_SUPPLIED MATERIAL_:
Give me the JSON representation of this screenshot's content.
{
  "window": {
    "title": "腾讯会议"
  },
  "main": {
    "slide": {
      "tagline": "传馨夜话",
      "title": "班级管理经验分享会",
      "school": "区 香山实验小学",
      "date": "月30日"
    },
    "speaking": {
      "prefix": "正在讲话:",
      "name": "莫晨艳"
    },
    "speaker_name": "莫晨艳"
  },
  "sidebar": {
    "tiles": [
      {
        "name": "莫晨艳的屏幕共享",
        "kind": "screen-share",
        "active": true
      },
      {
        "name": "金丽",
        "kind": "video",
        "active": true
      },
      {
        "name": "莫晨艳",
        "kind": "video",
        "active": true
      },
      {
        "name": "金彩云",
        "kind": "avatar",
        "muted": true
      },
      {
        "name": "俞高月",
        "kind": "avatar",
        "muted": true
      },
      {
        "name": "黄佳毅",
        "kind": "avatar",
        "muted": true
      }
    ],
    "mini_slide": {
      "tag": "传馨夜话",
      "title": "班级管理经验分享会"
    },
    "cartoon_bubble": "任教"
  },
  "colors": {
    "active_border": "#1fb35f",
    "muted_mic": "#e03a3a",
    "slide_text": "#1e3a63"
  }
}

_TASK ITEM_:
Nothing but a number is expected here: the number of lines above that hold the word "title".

_RESPONSE TO THE EXERCISE_:
3